▶ EXCERPTED DATA
——
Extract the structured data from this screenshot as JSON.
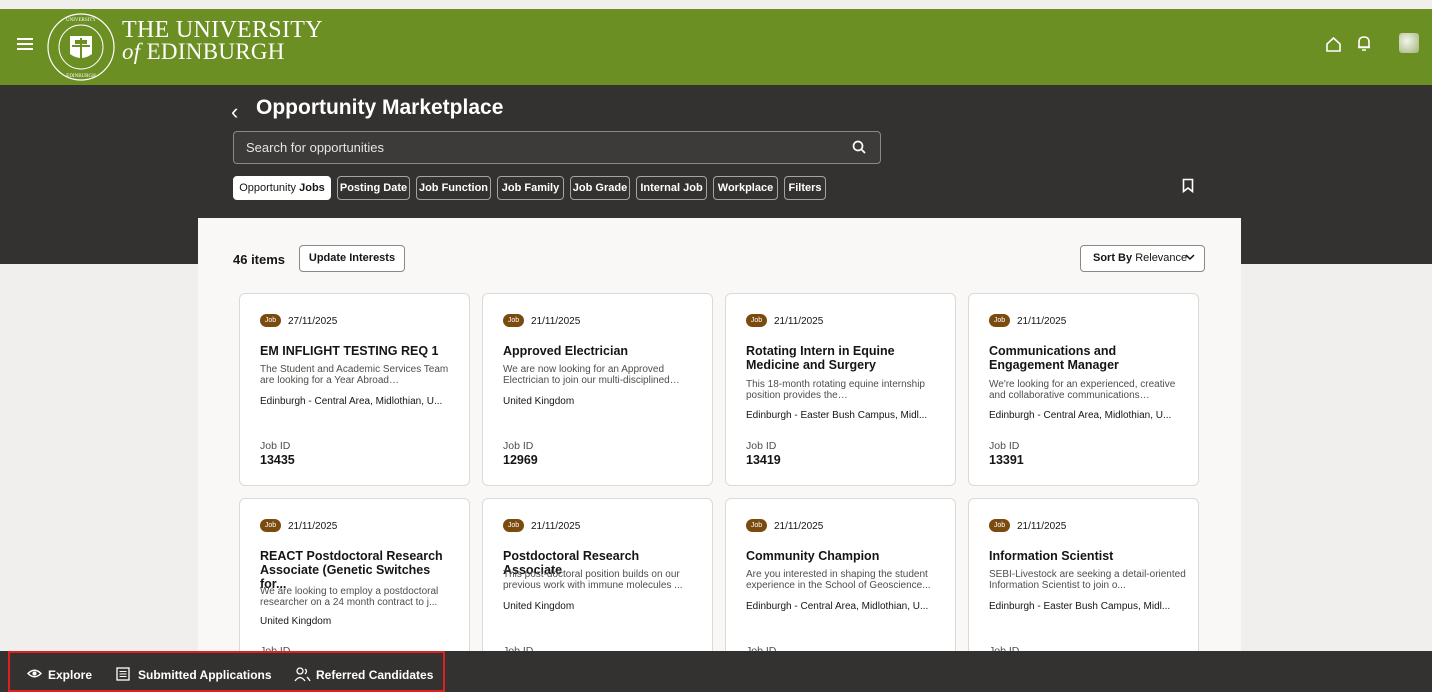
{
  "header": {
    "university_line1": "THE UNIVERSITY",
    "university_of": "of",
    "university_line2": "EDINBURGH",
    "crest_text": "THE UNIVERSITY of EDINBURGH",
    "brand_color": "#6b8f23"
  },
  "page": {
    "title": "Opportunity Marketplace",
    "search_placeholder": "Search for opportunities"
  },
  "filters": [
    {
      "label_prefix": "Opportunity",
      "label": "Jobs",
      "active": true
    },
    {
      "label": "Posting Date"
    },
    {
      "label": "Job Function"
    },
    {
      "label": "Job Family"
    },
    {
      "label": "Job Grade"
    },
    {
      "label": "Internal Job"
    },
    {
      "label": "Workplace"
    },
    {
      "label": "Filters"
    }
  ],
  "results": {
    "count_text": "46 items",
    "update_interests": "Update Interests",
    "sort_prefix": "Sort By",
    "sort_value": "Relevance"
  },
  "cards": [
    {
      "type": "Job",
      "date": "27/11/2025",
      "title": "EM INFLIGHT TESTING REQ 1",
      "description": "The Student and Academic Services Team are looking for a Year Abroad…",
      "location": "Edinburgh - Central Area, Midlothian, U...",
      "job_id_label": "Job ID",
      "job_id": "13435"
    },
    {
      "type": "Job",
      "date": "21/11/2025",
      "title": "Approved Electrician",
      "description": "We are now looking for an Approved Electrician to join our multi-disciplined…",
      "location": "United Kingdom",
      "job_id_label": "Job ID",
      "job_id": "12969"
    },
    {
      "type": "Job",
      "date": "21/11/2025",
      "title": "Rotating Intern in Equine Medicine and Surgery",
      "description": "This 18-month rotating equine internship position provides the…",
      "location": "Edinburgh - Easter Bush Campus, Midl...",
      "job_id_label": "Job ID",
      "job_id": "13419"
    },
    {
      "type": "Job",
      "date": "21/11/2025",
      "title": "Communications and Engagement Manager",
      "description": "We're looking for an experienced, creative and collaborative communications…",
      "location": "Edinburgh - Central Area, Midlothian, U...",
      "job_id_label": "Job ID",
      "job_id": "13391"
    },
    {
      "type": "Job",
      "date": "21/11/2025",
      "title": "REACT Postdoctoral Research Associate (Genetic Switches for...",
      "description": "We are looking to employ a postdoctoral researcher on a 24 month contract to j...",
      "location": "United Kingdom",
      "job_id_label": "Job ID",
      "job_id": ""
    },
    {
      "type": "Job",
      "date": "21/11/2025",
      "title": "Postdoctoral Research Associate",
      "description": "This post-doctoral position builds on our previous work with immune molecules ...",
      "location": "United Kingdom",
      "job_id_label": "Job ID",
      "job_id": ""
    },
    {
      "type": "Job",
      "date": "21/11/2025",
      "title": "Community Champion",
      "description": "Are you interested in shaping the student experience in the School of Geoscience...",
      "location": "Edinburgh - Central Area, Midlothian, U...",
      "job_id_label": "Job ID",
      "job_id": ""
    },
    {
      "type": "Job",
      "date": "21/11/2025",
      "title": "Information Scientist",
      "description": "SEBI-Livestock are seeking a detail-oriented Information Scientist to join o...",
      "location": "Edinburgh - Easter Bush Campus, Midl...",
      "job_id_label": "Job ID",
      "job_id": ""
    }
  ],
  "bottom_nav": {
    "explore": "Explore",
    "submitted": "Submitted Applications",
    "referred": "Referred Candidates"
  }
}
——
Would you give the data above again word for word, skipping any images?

▶ RESULT
Extract the structured data from this screenshot as JSON.
{
  "header": {
    "university_line1": "THE UNIVERSITY",
    "university_of": "of",
    "university_line2": "EDINBURGH",
    "crest_text": "THE UNIVERSITY of EDINBURGH",
    "brand_color": "#6b8f23"
  },
  "page": {
    "title": "Opportunity Marketplace",
    "search_placeholder": "Search for opportunities"
  },
  "filters": [
    {
      "label_prefix": "Opportunity",
      "label": "Jobs",
      "active": true
    },
    {
      "label": "Posting Date"
    },
    {
      "label": "Job Function"
    },
    {
      "label": "Job Family"
    },
    {
      "label": "Job Grade"
    },
    {
      "label": "Internal Job"
    },
    {
      "label": "Workplace"
    },
    {
      "label": "Filters"
    }
  ],
  "results": {
    "count_text": "46 items",
    "update_interests": "Update Interests",
    "sort_prefix": "Sort By",
    "sort_value": "Relevance"
  },
  "cards": [
    {
      "type": "Job",
      "date": "27/11/2025",
      "title": "EM INFLIGHT TESTING REQ 1",
      "description": "The Student and Academic Services Team are looking for a Year Abroad…",
      "location": "Edinburgh - Central Area, Midlothian, U...",
      "job_id_label": "Job ID",
      "job_id": "13435"
    },
    {
      "type": "Job",
      "date": "21/11/2025",
      "title": "Approved Electrician",
      "description": "We are now looking for an Approved Electrician to join our multi-disciplined…",
      "location": "United Kingdom",
      "job_id_label": "Job ID",
      "job_id": "12969"
    },
    {
      "type": "Job",
      "date": "21/11/2025",
      "title": "Rotating Intern in Equine Medicine and Surgery",
      "description": "This 18-month rotating equine internship position provides the…",
      "location": "Edinburgh - Easter Bush Campus, Midl...",
      "job_id_label": "Job ID",
      "job_id": "13419"
    },
    {
      "type": "Job",
      "date": "21/11/2025",
      "title": "Communications and Engagement Manager",
      "description": "We're looking for an experienced, creative and collaborative communications…",
      "location": "Edinburgh - Central Area, Midlothian, U...",
      "job_id_label": "Job ID",
      "job_id": "13391"
    },
    {
      "type": "Job",
      "date": "21/11/2025",
      "title": "REACT Postdoctoral Research Associate (Genetic Switches for...",
      "description": "We are looking to employ a postdoctoral researcher on a 24 month contract to j...",
      "location": "United Kingdom",
      "job_id_label": "Job ID",
      "job_id": ""
    },
    {
      "type": "Job",
      "date": "21/11/2025",
      "title": "Postdoctoral Research Associate",
      "description": "This post-doctoral position builds on our previous work with immune molecules ...",
      "location": "United Kingdom",
      "job_id_label": "Job ID",
      "job_id": ""
    },
    {
      "type": "Job",
      "date": "21/11/2025",
      "title": "Community Champion",
      "description": "Are you interested in shaping the student experience in the School of Geoscience...",
      "location": "Edinburgh - Central Area, Midlothian, U...",
      "job_id_label": "Job ID",
      "job_id": ""
    },
    {
      "type": "Job",
      "date": "21/11/2025",
      "title": "Information Scientist",
      "description": "SEBI-Livestock are seeking a detail-oriented Information Scientist to join o...",
      "location": "Edinburgh - Easter Bush Campus, Midl...",
      "job_id_label": "Job ID",
      "job_id": ""
    }
  ],
  "bottom_nav": {
    "explore": "Explore",
    "submitted": "Submitted Applications",
    "referred": "Referred Candidates"
  }
}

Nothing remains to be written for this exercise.